**Requirement**
Print the data once more, exactly as given. Drop the pictures.
= = = =
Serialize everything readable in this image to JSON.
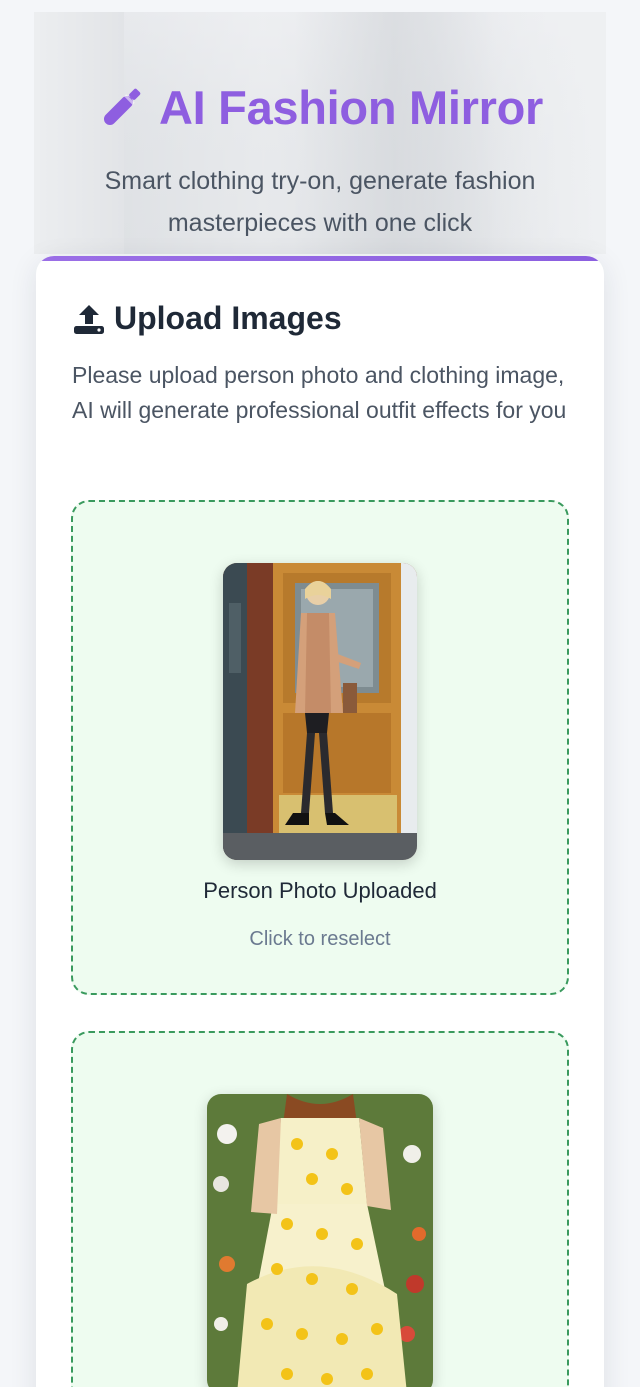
{
  "header": {
    "title": "AI Fashion Mirror",
    "subtitle": "Smart clothing try-on, generate fashion masterpieces with one click",
    "accent_color": "#8e5ee0",
    "icon": "paintbrush-icon"
  },
  "upload": {
    "heading": "Upload Images",
    "icon": "upload-icon",
    "description": "Please upload person photo and clothing image, AI will generate professional outfit effects for you",
    "person_zone": {
      "status": "Person Photo Uploaded",
      "hint": "Click to reselect",
      "border_color": "#3a9a5e"
    },
    "clothing_zone": {
      "border_color": "#3a9a5e"
    }
  }
}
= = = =
**Solution for this task**
Serialize everything readable in this image to JSON.
{
  "header": {
    "title": "AI Fashion Mirror",
    "subtitle": "Smart clothing try-on, generate fashion masterpieces with one click",
    "accent_color": "#8e5ee0",
    "icon": "paintbrush-icon"
  },
  "upload": {
    "heading": "Upload Images",
    "icon": "upload-icon",
    "description": "Please upload person photo and clothing image, AI will generate professional outfit effects for you",
    "person_zone": {
      "status": "Person Photo Uploaded",
      "hint": "Click to reselect",
      "border_color": "#3a9a5e"
    },
    "clothing_zone": {
      "border_color": "#3a9a5e"
    }
  }
}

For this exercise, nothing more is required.